Exercise goal: The answer must be every line of the records below that contains the word "Service".

(Web page and app entries)

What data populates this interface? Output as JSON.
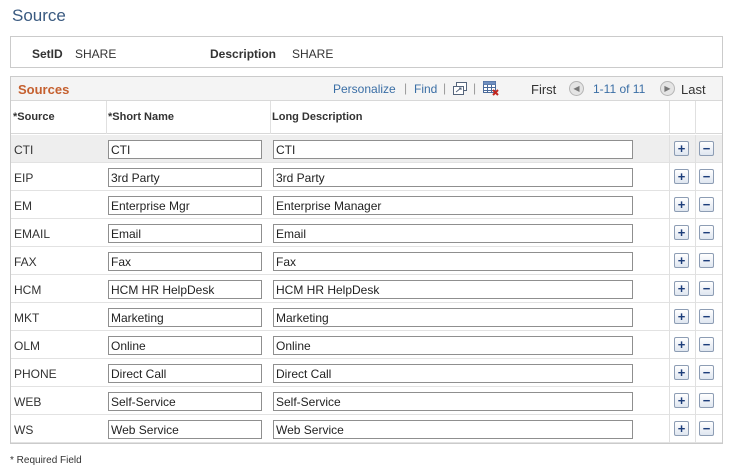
{
  "page": {
    "title": "Source"
  },
  "header": {
    "setid_label": "SetID",
    "setid_value": "SHARE",
    "description_label": "Description",
    "description_value": "SHARE"
  },
  "grid": {
    "title": "Sources",
    "personalize": "Personalize",
    "find": "Find",
    "first": "First",
    "range": "1-11 of 11",
    "last": "Last",
    "columns": {
      "source": "*Source",
      "short_name": "*Short Name",
      "long_description": "Long Description"
    },
    "add_glyph": "+",
    "delete_glyph": "−",
    "rows": [
      {
        "source": "CTI",
        "short_name": "CTI",
        "long_description": "CTI"
      },
      {
        "source": "EIP",
        "short_name": "3rd Party",
        "long_description": "3rd Party"
      },
      {
        "source": "EM",
        "short_name": "Enterprise Mgr",
        "long_description": "Enterprise Manager"
      },
      {
        "source": "EMAIL",
        "short_name": "Email",
        "long_description": "Email"
      },
      {
        "source": "FAX",
        "short_name": "Fax",
        "long_description": "Fax"
      },
      {
        "source": "HCM",
        "short_name": "HCM HR HelpDesk",
        "long_description": "HCM HR HelpDesk"
      },
      {
        "source": "MKT",
        "short_name": "Marketing",
        "long_description": "Marketing"
      },
      {
        "source": "OLM",
        "short_name": "Online",
        "long_description": "Online"
      },
      {
        "source": "PHONE",
        "short_name": "Direct Call",
        "long_description": "Direct Call"
      },
      {
        "source": "WEB",
        "short_name": "Self-Service",
        "long_description": "Self-Service"
      },
      {
        "source": "WS",
        "short_name": "Web Service",
        "long_description": "Web Service"
      }
    ]
  },
  "footer": {
    "required_note": "* Required Field"
  },
  "colors": {
    "title": "#3a5a80",
    "grid_title": "#c5602f",
    "link": "#3a6ea5"
  },
  "icons": [
    "view-all-icon",
    "download-grid-icon",
    "prev-arrow-icon",
    "next-arrow-icon",
    "add-row-icon",
    "delete-row-icon"
  ]
}
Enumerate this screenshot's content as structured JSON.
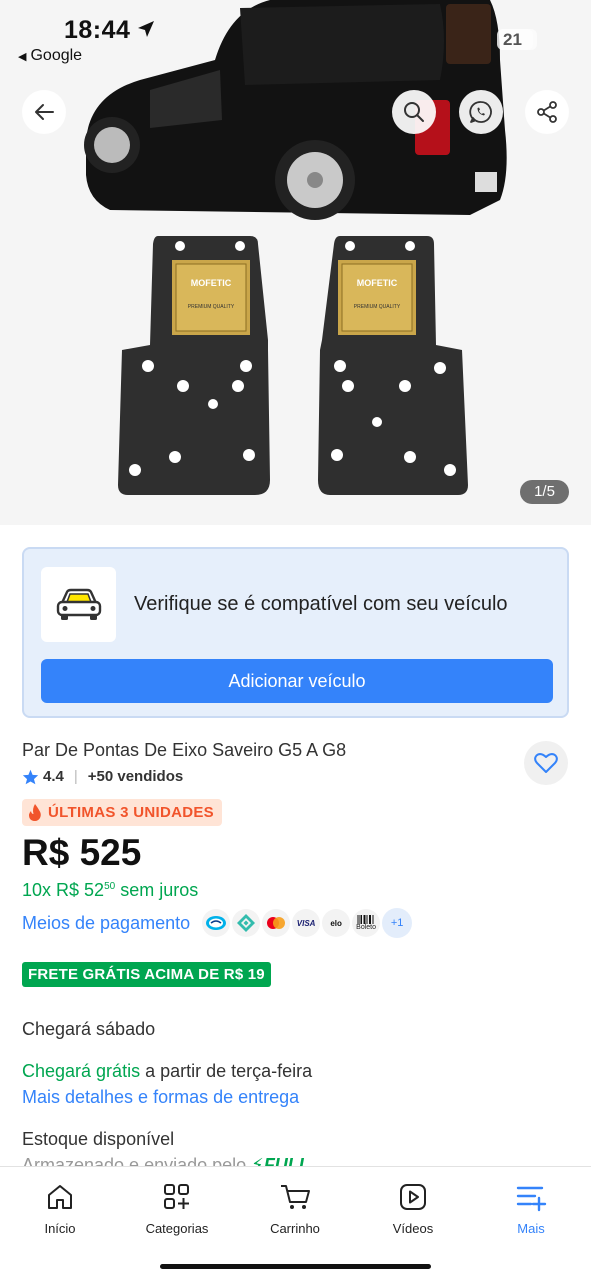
{
  "status_bar": {
    "time": "18:44",
    "back_app": "Google",
    "battery": "21"
  },
  "gallery": {
    "pager": "1/5",
    "plate_brand": "MOFETIC",
    "plate_quality": "PREMIUM QUALITY"
  },
  "compat": {
    "title": "Verifique se é compatível com seu veículo",
    "button_label": "Adicionar veículo"
  },
  "product": {
    "title": "Par De Pontas De Eixo Saveiro G5 A G8",
    "rating": "4.4",
    "sold": "+50 vendidos",
    "badge": "ÚLTIMAS 3 UNIDADES",
    "price": "R$ 525",
    "installments_prefix": "10x R$ 52",
    "installments_cents": "50",
    "installments_suffix": " sem juros",
    "payment_link": "Meios de pagamento",
    "payment_methods": [
      "mercado-pago",
      "pix",
      "mastercard",
      "VISA",
      "elo",
      "Boleto"
    ],
    "payment_more": "+1",
    "frete_badge": "FRETE GRÁTIS ACIMA DE R$ 19",
    "arrival": "Chegará sábado",
    "free_arrival_green": "Chegará grátis",
    "free_arrival_rest": " a partir de terça-feira",
    "more_details": "Mais detalhes e formas de entrega",
    "stock": "Estoque disponível",
    "stock_sub": "Armazenado e enviado pelo",
    "stock_full": "FULL"
  },
  "tabbar": {
    "items": [
      {
        "label": "Início",
        "icon": "home-icon"
      },
      {
        "label": "Categorias",
        "icon": "categories-icon"
      },
      {
        "label": "Carrinho",
        "icon": "cart-icon"
      },
      {
        "label": "Vídeos",
        "icon": "video-icon"
      },
      {
        "label": "Mais",
        "icon": "menu-plus-icon"
      }
    ],
    "active_index": 4
  },
  "colors": {
    "accent": "#3483fa",
    "green": "#00a650",
    "badge_orange": "#f1542b"
  }
}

Completed task:
        "short_name": "Self-Service",
        "long_description": "Self-Service"
        "short_name": "Web Service",
        "long_description": "Web Service"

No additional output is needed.